Provided data START

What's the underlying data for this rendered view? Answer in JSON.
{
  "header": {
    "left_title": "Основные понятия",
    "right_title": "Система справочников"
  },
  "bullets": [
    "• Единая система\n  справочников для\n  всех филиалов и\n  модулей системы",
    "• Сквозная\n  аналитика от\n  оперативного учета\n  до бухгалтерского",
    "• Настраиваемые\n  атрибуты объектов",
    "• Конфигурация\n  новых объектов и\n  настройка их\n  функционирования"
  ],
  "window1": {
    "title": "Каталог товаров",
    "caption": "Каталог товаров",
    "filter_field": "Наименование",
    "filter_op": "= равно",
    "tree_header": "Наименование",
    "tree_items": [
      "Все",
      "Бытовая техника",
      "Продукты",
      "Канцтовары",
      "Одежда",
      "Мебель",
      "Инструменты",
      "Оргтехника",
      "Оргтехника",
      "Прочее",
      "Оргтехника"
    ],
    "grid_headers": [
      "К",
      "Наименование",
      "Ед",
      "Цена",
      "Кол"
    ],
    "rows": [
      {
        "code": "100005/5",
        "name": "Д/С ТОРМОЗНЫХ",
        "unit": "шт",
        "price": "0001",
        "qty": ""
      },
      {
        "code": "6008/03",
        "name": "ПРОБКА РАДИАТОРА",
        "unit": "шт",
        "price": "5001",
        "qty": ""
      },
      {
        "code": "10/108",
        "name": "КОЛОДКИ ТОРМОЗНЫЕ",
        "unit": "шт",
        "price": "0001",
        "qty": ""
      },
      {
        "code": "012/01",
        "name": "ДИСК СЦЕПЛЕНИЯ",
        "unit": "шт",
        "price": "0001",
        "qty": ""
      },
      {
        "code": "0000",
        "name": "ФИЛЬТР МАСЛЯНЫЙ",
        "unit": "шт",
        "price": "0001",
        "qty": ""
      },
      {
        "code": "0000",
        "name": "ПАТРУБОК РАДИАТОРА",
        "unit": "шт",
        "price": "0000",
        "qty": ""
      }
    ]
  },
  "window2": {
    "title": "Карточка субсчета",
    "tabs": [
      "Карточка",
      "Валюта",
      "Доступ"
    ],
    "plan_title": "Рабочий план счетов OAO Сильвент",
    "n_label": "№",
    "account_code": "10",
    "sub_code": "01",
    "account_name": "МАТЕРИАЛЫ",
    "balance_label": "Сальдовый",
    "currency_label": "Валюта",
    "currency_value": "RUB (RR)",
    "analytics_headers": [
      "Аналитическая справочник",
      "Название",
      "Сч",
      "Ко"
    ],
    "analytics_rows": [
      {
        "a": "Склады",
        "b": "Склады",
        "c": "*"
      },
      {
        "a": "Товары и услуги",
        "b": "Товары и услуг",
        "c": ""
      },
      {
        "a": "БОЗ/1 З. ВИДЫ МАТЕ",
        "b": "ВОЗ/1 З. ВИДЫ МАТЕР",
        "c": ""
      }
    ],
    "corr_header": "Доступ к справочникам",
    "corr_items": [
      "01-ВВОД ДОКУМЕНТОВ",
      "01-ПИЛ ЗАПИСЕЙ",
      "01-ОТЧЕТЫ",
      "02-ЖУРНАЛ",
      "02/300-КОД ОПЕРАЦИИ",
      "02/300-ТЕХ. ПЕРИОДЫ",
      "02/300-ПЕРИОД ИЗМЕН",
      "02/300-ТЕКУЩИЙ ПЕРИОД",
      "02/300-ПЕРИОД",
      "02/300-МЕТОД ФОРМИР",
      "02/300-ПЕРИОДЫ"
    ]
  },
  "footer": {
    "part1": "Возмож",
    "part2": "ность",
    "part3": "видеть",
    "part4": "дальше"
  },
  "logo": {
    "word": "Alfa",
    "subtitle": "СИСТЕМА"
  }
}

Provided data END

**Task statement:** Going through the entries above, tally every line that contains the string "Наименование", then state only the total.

**Solved exercise:** 3